What do you Bastards think? Will you see the feature-length Vessel when/if it comes out?
During the height of The X-Files, Chris Carter created a companion show called Millennium, which was a kind of police procedural like the X-Files that mixed cases of the week with an overarching mythology, except in Millennium’s case the mythology was Y2K anxiety and not alien abductions. Heh. Y2K. Remember that madness?
Anyway, the series ran for three seasons ending in 1999 and was wrapped up in a crossover episode of The X-Files on, wait for it, New Year’s Eve ’99. So case closed, right?
Maybe not. Series star Lance Henricksen, while promoting his role in the TRON: Uprising animated series, talked about the possibility of further Millennium adventures on the big screen:
“There’s a big push on right now and there’s a lot of crazy people involved in it. They’ve written a book with interviews with everybody that was on the show including [Frank] Spotnitz and me … It’s crazy that you wouldn’t give it a shot. It doesn’t have to be a $30 million movie either. There’s a lot of fans out there in 65 countries. I can’t go into any other country without them wondering when the movie is going to be made.”
Question: Doesn’t making a movie based on a show called “Millennium,” at this point, seem as redundant as Conan O’Brien still doing his “In the Year 2000…” bit?
“If Millennium was made today with those characters, it would be a far more interesting show than the limited palette they had with serial killers. I love the idea of a non-judgemental character like Frank Black was… He wanted to know why and how all these things happened, but he knew that judging someone for what they’ve done would just get in the way of finding out things.”
Henricksen may be right about that. A lot of aspects of Millennium – criminal profiling, psychic powers, mixed mythology procedural – have been picked up by other series like Criminal Minds and The Mentalist, so Millennium was truly ahead of its time. But where could the story go next? Henricksen has some ideas about that too:
“When you trap a guy like Frank Black,” he said, “who has that kind of imagination and you put him in a world like Bulgaria where everything is in Cyrillic and he can’t communicate actively with a lot of people, he has to do it in another way. I’ve thought of how it could be done. You just keep moving the pressure in on him about this kind of terrorist stuff. A terrorist plot. The pressure keeps building and building and building until you realize that that pressure gave him all the answers he needed. You would be gasping for air to wonder what is going to happen to this guy.”

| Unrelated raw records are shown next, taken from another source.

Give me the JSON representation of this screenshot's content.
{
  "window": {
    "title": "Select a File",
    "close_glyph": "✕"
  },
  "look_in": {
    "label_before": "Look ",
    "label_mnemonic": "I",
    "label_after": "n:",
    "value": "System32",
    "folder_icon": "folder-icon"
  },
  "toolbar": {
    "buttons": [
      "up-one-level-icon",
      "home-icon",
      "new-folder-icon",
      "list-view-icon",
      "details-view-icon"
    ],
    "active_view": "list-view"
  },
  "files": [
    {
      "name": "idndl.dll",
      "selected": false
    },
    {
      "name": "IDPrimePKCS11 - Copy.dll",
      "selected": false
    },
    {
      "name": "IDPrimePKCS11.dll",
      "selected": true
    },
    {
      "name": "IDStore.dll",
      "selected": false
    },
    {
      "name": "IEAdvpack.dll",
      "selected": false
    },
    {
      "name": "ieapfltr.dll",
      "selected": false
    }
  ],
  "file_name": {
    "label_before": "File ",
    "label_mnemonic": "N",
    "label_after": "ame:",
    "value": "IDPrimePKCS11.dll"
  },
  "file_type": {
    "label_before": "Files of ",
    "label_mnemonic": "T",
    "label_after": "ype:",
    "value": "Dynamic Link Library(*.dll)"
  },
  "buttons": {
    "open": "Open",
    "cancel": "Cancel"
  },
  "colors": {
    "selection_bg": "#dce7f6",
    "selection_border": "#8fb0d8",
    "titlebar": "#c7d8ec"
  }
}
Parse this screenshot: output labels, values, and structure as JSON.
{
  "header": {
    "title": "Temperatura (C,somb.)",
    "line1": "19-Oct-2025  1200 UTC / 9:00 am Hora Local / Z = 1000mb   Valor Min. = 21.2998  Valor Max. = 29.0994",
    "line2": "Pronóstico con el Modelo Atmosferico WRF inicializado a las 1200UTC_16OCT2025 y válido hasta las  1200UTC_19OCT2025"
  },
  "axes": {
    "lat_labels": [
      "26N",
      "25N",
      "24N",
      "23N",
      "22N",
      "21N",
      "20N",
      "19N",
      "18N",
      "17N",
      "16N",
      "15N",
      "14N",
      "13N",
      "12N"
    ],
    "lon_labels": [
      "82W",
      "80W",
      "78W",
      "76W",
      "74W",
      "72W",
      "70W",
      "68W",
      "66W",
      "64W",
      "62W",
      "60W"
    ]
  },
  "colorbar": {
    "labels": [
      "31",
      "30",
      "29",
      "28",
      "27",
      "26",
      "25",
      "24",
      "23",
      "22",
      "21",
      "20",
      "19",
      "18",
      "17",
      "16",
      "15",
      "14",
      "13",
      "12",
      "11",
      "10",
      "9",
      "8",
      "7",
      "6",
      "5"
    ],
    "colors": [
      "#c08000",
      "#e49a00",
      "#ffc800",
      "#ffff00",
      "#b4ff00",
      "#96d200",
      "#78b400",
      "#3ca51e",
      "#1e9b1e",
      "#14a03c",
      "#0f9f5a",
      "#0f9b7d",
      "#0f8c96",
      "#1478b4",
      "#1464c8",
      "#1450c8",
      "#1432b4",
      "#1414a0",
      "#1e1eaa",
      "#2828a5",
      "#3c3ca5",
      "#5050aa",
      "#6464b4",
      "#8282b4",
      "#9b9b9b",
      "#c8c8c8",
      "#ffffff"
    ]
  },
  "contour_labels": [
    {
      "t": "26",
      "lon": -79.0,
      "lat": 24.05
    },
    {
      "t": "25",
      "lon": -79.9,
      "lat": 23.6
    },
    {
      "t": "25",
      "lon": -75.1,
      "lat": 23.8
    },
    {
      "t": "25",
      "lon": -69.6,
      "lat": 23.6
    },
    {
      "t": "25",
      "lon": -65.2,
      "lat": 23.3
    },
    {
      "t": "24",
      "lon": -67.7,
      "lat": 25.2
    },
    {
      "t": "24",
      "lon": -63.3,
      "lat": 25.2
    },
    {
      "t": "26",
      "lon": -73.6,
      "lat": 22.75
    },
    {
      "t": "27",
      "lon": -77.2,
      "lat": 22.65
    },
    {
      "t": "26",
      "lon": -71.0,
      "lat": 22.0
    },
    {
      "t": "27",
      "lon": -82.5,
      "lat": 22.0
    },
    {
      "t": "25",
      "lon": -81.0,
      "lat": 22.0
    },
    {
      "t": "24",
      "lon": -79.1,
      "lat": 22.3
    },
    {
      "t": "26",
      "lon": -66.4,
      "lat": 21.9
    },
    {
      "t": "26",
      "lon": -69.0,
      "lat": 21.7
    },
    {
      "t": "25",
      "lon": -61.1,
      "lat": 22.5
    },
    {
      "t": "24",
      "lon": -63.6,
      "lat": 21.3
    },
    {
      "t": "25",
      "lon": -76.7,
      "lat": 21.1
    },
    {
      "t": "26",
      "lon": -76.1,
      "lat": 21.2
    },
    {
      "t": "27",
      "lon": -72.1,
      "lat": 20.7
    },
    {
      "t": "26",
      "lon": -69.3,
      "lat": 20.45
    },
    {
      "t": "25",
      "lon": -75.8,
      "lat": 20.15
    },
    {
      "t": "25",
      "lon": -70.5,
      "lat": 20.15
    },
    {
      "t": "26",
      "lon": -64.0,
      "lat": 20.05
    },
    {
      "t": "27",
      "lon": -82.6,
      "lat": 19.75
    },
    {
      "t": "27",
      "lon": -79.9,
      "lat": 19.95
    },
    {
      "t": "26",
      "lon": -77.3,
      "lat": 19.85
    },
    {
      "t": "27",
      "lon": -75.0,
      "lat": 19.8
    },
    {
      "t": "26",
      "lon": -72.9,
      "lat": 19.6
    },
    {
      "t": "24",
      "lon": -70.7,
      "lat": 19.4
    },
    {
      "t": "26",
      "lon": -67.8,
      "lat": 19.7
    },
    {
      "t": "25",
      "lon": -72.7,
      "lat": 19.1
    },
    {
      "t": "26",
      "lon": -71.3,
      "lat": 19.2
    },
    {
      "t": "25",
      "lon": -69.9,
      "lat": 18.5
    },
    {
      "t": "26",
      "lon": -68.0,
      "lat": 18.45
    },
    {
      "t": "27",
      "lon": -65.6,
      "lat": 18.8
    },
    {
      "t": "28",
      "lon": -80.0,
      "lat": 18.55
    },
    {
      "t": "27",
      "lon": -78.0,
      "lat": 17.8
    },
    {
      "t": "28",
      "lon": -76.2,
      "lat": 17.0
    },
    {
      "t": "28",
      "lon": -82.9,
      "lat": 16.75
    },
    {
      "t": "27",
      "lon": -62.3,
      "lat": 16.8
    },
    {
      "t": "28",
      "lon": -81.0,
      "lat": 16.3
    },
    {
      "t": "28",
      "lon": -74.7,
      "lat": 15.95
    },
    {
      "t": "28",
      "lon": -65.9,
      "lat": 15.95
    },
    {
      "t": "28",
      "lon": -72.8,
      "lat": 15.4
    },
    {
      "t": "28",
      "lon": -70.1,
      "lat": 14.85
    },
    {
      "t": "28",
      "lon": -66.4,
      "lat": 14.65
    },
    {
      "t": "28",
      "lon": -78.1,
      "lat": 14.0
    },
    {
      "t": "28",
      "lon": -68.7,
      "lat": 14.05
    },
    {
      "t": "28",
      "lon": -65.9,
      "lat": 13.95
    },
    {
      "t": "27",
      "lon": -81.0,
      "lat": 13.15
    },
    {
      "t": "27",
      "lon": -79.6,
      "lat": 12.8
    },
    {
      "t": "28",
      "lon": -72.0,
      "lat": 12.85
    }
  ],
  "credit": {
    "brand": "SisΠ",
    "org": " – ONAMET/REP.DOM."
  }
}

I remember enjoying Millennium very much when it was on the air, but I’m not sure a movie is necessary, especially 13 years after the series satisfactorily ended. And why does every cancelled cult TV show need a movie now? It’s nuts!